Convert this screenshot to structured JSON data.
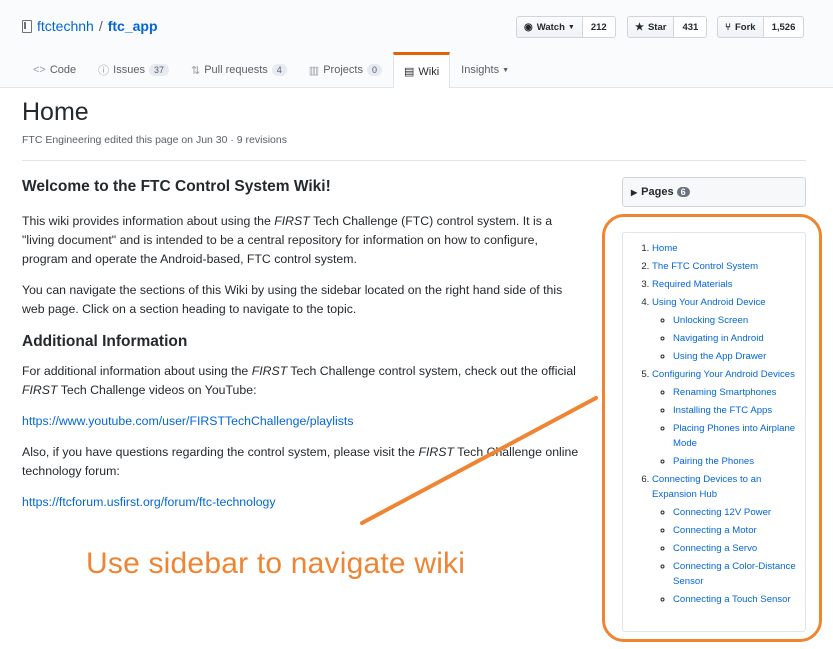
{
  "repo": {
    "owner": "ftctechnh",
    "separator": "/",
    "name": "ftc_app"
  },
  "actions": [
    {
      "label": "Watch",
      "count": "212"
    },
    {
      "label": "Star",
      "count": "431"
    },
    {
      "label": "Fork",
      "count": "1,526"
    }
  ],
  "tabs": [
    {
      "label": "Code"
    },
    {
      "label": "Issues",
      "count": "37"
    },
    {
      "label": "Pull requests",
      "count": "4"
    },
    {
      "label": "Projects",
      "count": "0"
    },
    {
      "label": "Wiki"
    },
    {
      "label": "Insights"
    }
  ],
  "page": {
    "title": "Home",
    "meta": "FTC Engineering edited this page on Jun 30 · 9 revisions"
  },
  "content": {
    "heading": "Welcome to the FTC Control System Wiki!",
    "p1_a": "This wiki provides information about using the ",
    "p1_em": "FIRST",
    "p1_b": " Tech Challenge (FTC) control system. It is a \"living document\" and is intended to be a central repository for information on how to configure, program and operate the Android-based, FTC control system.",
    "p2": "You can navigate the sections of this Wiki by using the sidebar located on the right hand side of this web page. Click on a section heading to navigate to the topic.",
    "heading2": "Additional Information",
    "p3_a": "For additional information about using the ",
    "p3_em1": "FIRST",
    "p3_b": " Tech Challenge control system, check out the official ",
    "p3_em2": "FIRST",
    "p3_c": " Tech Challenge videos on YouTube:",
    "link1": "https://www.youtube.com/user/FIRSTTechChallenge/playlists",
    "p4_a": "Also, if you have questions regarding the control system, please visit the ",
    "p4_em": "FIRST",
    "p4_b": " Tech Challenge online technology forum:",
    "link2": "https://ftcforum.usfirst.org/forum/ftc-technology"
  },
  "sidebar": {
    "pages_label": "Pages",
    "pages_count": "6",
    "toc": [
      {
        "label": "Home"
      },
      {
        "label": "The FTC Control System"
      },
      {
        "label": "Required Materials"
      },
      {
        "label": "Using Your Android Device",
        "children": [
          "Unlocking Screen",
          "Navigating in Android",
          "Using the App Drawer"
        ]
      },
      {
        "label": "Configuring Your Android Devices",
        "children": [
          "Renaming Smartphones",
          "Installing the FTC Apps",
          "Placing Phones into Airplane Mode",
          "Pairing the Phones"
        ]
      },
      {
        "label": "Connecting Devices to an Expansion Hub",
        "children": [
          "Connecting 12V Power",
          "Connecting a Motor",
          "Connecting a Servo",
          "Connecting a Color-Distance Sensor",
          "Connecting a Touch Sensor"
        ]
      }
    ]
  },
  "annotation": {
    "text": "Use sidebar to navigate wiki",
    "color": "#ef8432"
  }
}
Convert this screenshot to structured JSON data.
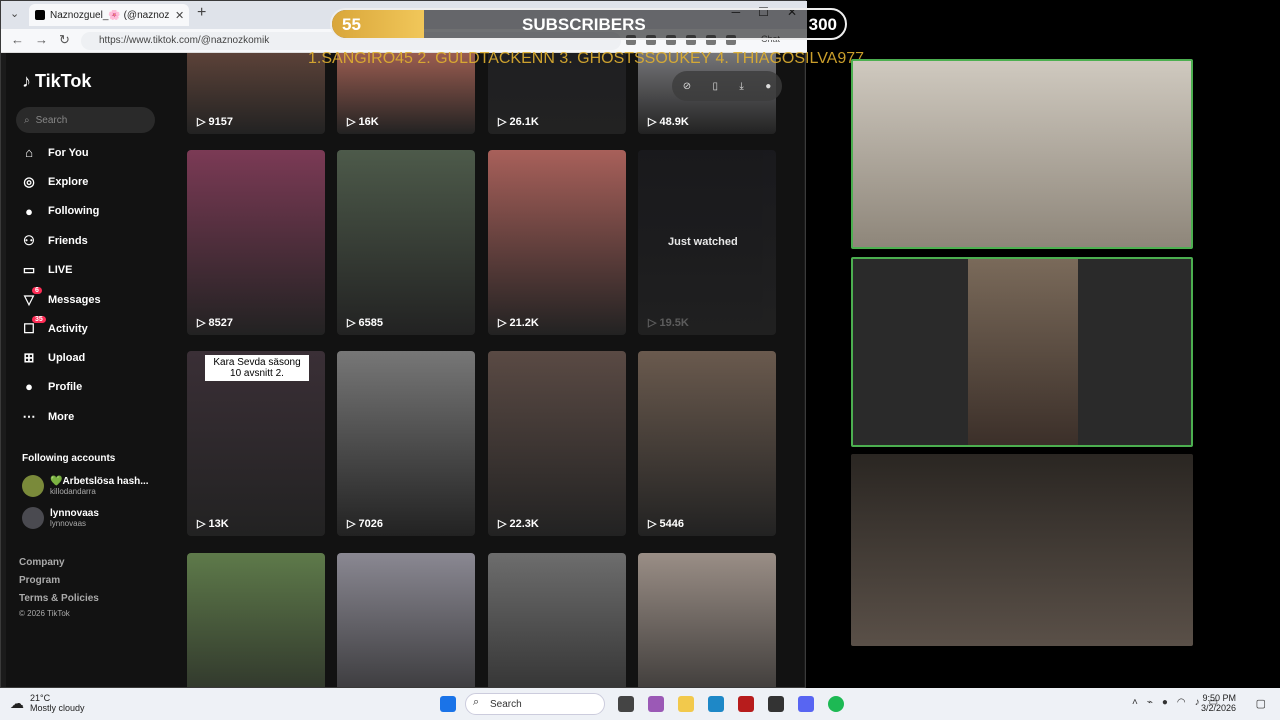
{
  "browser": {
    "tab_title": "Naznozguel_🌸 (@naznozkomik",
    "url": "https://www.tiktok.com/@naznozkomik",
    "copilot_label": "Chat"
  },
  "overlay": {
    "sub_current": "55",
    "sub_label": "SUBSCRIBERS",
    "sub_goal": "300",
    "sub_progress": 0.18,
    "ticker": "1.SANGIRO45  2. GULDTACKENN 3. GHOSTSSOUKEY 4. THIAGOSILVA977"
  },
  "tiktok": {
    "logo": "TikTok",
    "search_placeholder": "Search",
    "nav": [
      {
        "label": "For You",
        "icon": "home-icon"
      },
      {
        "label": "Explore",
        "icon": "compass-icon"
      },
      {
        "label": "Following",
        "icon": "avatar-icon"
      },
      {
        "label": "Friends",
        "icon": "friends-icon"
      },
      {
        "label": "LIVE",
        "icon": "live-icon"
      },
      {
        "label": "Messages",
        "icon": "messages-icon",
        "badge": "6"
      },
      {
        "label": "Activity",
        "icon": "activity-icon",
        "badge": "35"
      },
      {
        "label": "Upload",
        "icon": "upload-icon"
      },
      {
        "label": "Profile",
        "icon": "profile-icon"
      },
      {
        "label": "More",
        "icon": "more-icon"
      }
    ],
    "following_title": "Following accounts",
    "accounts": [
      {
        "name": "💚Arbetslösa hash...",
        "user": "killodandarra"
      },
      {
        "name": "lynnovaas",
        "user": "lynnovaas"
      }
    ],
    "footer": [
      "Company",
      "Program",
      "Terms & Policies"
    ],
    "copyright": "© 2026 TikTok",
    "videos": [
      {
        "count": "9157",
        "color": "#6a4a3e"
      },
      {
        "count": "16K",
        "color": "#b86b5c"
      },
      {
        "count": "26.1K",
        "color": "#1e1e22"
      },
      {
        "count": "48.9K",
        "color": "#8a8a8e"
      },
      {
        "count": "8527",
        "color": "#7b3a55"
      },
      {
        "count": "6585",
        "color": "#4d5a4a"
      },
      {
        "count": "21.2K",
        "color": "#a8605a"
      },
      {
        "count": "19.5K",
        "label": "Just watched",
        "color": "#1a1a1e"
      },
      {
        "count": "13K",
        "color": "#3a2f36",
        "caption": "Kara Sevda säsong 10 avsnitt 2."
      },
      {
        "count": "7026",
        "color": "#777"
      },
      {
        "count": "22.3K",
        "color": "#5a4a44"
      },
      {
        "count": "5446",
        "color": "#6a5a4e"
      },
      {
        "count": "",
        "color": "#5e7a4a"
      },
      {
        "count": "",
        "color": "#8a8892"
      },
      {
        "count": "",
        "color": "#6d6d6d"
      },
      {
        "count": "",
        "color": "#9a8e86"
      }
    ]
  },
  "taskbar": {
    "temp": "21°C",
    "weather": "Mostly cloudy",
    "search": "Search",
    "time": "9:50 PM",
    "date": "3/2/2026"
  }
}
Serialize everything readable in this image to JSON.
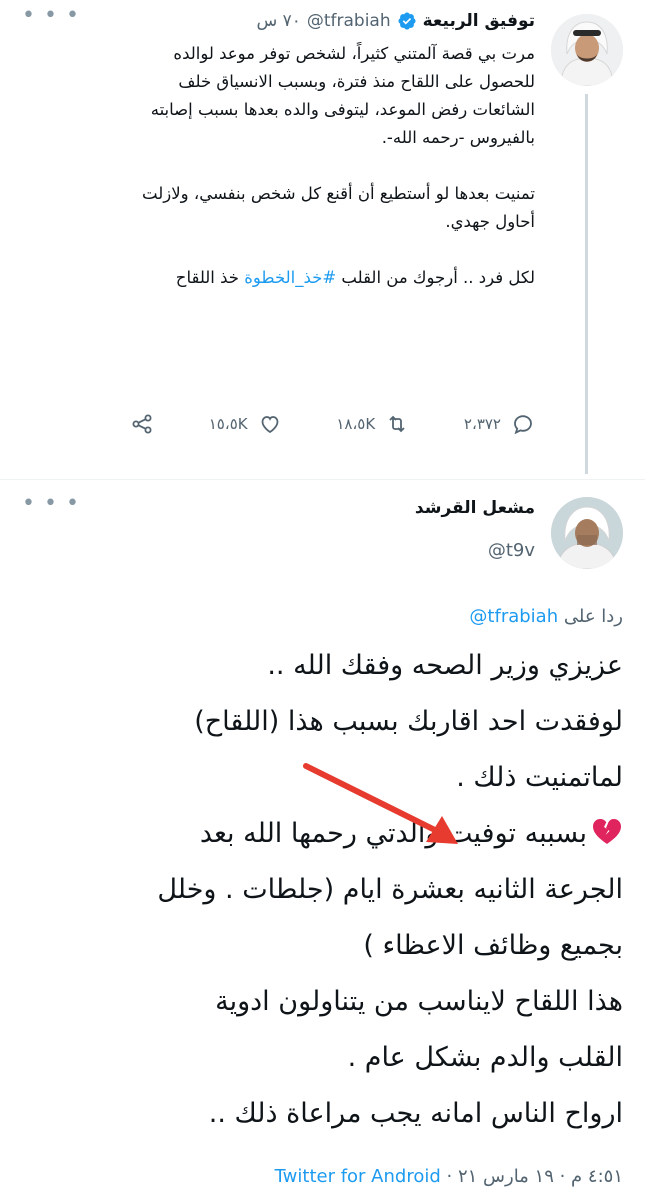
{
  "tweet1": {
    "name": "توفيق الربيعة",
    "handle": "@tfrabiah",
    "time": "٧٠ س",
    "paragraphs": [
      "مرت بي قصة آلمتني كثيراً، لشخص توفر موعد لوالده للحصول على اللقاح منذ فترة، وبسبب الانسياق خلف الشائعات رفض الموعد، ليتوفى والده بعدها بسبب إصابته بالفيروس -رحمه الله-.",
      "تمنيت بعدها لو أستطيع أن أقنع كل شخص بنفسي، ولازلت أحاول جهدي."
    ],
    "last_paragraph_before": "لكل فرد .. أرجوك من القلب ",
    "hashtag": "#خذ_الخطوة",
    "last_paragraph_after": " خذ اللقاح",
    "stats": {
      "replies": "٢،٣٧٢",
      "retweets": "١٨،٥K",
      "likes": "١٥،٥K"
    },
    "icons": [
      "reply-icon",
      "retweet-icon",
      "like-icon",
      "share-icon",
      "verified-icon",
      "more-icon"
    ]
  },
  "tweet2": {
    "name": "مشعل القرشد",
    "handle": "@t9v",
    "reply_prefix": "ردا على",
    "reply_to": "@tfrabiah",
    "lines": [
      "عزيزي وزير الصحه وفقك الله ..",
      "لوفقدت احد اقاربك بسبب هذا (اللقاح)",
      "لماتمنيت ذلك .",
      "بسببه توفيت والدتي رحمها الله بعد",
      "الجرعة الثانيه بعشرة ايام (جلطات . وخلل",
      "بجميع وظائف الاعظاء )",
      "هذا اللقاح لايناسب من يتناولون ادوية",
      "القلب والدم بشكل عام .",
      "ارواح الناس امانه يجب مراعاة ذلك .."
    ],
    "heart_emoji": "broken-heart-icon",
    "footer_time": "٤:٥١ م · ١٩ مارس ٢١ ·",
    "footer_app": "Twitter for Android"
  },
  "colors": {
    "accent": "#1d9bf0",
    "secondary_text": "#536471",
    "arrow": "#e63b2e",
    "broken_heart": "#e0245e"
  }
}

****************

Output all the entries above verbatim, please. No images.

# Written answer
Convert this screenshot to structured JSON data.
{
  "repo": {
    "owner": "ftctechnh",
    "separator": "/",
    "name": "ftc_app"
  },
  "actions": [
    {
      "label": "Watch",
      "count": "212"
    },
    {
      "label": "Star",
      "count": "431"
    },
    {
      "label": "Fork",
      "count": "1,526"
    }
  ],
  "tabs": [
    {
      "label": "Code"
    },
    {
      "label": "Issues",
      "count": "37"
    },
    {
      "label": "Pull requests",
      "count": "4"
    },
    {
      "label": "Projects",
      "count": "0"
    },
    {
      "label": "Wiki"
    },
    {
      "label": "Insights"
    }
  ],
  "page": {
    "title": "Home",
    "meta": "FTC Engineering edited this page on Jun 30 · 9 revisions"
  },
  "content": {
    "heading": "Welcome to the FTC Control System Wiki!",
    "p1_a": "This wiki provides information about using the ",
    "p1_em": "FIRST",
    "p1_b": " Tech Challenge (FTC) control system. It is a \"living document\" and is intended to be a central repository for information on how to configure, program and operate the Android-based, FTC control system.",
    "p2": "You can navigate the sections of this Wiki by using the sidebar located on the right hand side of this web page. Click on a section heading to navigate to the topic.",
    "heading2": "Additional Information",
    "p3_a": "For additional information about using the ",
    "p3_em1": "FIRST",
    "p3_b": " Tech Challenge control system, check out the official ",
    "p3_em2": "FIRST",
    "p3_c": " Tech Challenge videos on YouTube:",
    "link1": "https://www.youtube.com/user/FIRSTTechChallenge/playlists",
    "p4_a": "Also, if you have questions regarding the control system, please visit the ",
    "p4_em": "FIRST",
    "p4_b": " Tech Challenge online technology forum:",
    "link2": "https://ftcforum.usfirst.org/forum/ftc-technology"
  },
  "sidebar": {
    "pages_label": "Pages",
    "pages_count": "6",
    "toc": [
      {
        "label": "Home"
      },
      {
        "label": "The FTC Control System"
      },
      {
        "label": "Required Materials"
      },
      {
        "label": "Using Your Android Device",
        "children": [
          "Unlocking Screen",
          "Navigating in Android",
          "Using the App Drawer"
        ]
      },
      {
        "label": "Configuring Your Android Devices",
        "children": [
          "Renaming Smartphones",
          "Installing the FTC Apps",
          "Placing Phones into Airplane Mode",
          "Pairing the Phones"
        ]
      },
      {
        "label": "Connecting Devices to an Expansion Hub",
        "children": [
          "Connecting 12V Power",
          "Connecting a Motor",
          "Connecting a Servo",
          "Connecting a Color-Distance Sensor",
          "Connecting a Touch Sensor"
        ]
      }
    ]
  },
  "annotation": {
    "text": "Use sidebar to navigate wiki",
    "color": "#ef8432"
  }
}
Convert this screenshot to structured JSON data.
{
  "browser": {
    "tab_title": "Naznozguel_🌸 (@naznozkomik",
    "url": "https://www.tiktok.com/@naznozkomik",
    "copilot_label": "Chat"
  },
  "overlay": {
    "sub_current": "55",
    "sub_label": "SUBSCRIBERS",
    "sub_goal": "300",
    "sub_progress": 0.18,
    "ticker": "1.SANGIRO45  2. GULDTACKENN 3. GHOSTSSOUKEY 4. THIAGOSILVA977"
  },
  "tiktok": {
    "logo": "TikTok",
    "search_placeholder": "Search",
    "nav": [
      {
        "label": "For You",
        "icon": "home-icon"
      },
      {
        "label": "Explore",
        "icon": "compass-icon"
      },
      {
        "label": "Following",
        "icon": "avatar-icon"
      },
      {
        "label": "Friends",
        "icon": "friends-icon"
      },
      {
        "label": "LIVE",
        "icon": "live-icon"
      },
      {
        "label": "Messages",
        "icon": "messages-icon",
        "badge": "6"
      },
      {
        "label": "Activity",
        "icon": "activity-icon",
        "badge": "35"
      },
      {
        "label": "Upload",
        "icon": "upload-icon"
      },
      {
        "label": "Profile",
        "icon": "profile-icon"
      },
      {
        "label": "More",
        "icon": "more-icon"
      }
    ],
    "following_title": "Following accounts",
    "accounts": [
      {
        "name": "💚Arbetslösa hash...",
        "user": "killodandarra"
      },
      {
        "name": "lynnovaas",
        "user": "lynnovaas"
      }
    ],
    "footer": [
      "Company",
      "Program",
      "Terms & Policies"
    ],
    "copyright": "© 2026 TikTok",
    "videos": [
      {
        "count": "9157",
        "color": "#6a4a3e"
      },
      {
        "count": "16K",
        "color": "#b86b5c"
      },
      {
        "count": "26.1K",
        "color": "#1e1e22"
      },
      {
        "count": "48.9K",
        "color": "#8a8a8e"
      },
      {
        "count": "8527",
        "color": "#7b3a55"
      },
      {
        "count": "6585",
        "color": "#4d5a4a"
      },
      {
        "count": "21.2K",
        "color": "#a8605a"
      },
      {
        "count": "19.5K",
        "label": "Just watched",
        "color": "#1a1a1e"
      },
      {
        "count": "13K",
        "color": "#3a2f36",
        "caption": "Kara Sevda säsong 10 avsnitt 2."
      },
      {
        "count": "7026",
        "color": "#777"
      },
      {
        "count": "22.3K",
        "color": "#5a4a44"
      },
      {
        "count": "5446",
        "color": "#6a5a4e"
      },
      {
        "count": "",
        "color": "#5e7a4a"
      },
      {
        "count": "",
        "color": "#8a8892"
      },
      {
        "count": "",
        "color": "#6d6d6d"
      },
      {
        "count": "",
        "color": "#9a8e86"
      }
    ]
  },
  "taskbar": {
    "temp": "21°C",
    "weather": "Mostly cloudy",
    "search": "Search",
    "time": "9:50 PM",
    "date": "3/2/2026"
  }
}
Serialize everything readable in this image to JSON.
{
  "tweet1": {
    "name": "توفيق الربيعة",
    "handle": "@tfrabiah",
    "time": "٧٠ س",
    "paragraphs": [
      "مرت بي قصة آلمتني كثيراً، لشخص توفر موعد لوالده للحصول على اللقاح منذ فترة، وبسبب الانسياق خلف الشائعات رفض الموعد، ليتوفى والده بعدها بسبب إصابته بالفيروس -رحمه الله-.",
      "تمنيت بعدها لو أستطيع أن أقنع كل شخص بنفسي، ولازلت أحاول جهدي."
    ],
    "last_paragraph_before": "لكل فرد .. أرجوك من القلب ",
    "hashtag": "#خذ_الخطوة",
    "last_paragraph_after": " خذ اللقاح",
    "stats": {
      "replies": "٢،٣٧٢",
      "retweets": "١٨،٥K",
      "likes": "١٥،٥K"
    },
    "icons": [
      "reply-icon",
      "retweet-icon",
      "like-icon",
      "share-icon",
      "verified-icon",
      "more-icon"
    ]
  },
  "tweet2": {
    "name": "مشعل القرشد",
    "handle": "@t9v",
    "reply_prefix": "ردا على",
    "reply_to": "@tfrabiah",
    "lines": [
      "عزيزي وزير الصحه وفقك الله ..",
      "لوفقدت احد اقاربك بسبب هذا (اللقاح)",
      "لماتمنيت ذلك .",
      "بسببه توفيت والدتي رحمها الله بعد",
      "الجرعة الثانيه بعشرة ايام (جلطات . وخلل",
      "بجميع وظائف الاعظاء )",
      "هذا اللقاح لايناسب من يتناولون ادوية",
      "القلب والدم بشكل عام .",
      "ارواح الناس امانه يجب مراعاة ذلك .."
    ],
    "heart_emoji": "broken-heart-icon",
    "footer_time": "٤:٥١ م · ١٩ مارس ٢١ ·",
    "footer_app": "Twitter for Android"
  },
  "colors": {
    "accent": "#1d9bf0",
    "secondary_text": "#536471",
    "arrow": "#e63b2e",
    "broken_heart": "#e0245e"
  }
}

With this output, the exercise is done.